Data in this exercise.
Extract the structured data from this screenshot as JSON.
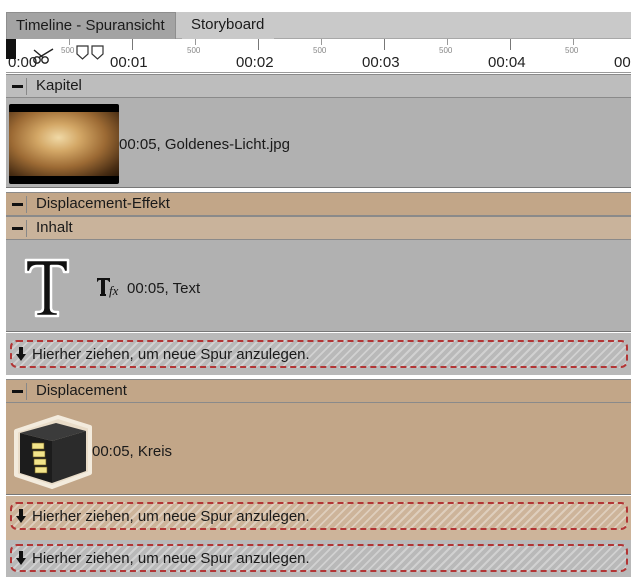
{
  "tabs": [
    {
      "label": "Timeline - Spuransicht",
      "active": true
    },
    {
      "label": "Storyboard",
      "active": false
    }
  ],
  "ruler": {
    "time_labels": [
      "0:00",
      "00:01",
      "00:02",
      "00:03",
      "00:04",
      "00"
    ],
    "sub_labels": [
      "500",
      "500",
      "500",
      "500",
      "500",
      "500"
    ]
  },
  "groups": {
    "kapitel": "Kapitel",
    "displacement_effekt": "Displacement-Effekt",
    "inhalt": "Inhalt",
    "displacement": "Displacement"
  },
  "clips": {
    "image": "00:05, Goldenes-Licht.jpg",
    "text": "00:05, Text",
    "kreis": "00:05, Kreis"
  },
  "dropzones": {
    "label": "Hierher ziehen, um neue Spur anzulegen."
  },
  "icons": [
    "scissors-icon",
    "collapse-icon",
    "text-t-icon",
    "text-fx-icon",
    "cube-icon",
    "arrow-down-icon"
  ],
  "colors": {
    "track_gray": "#b1b1b1",
    "track_tan": "#c2a688",
    "dropzone_border": "#b23535"
  }
}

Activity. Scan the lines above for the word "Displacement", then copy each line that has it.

Response.
    "displacement_effekt": "Displacement-Effekt",
    "displacement": "Displacement"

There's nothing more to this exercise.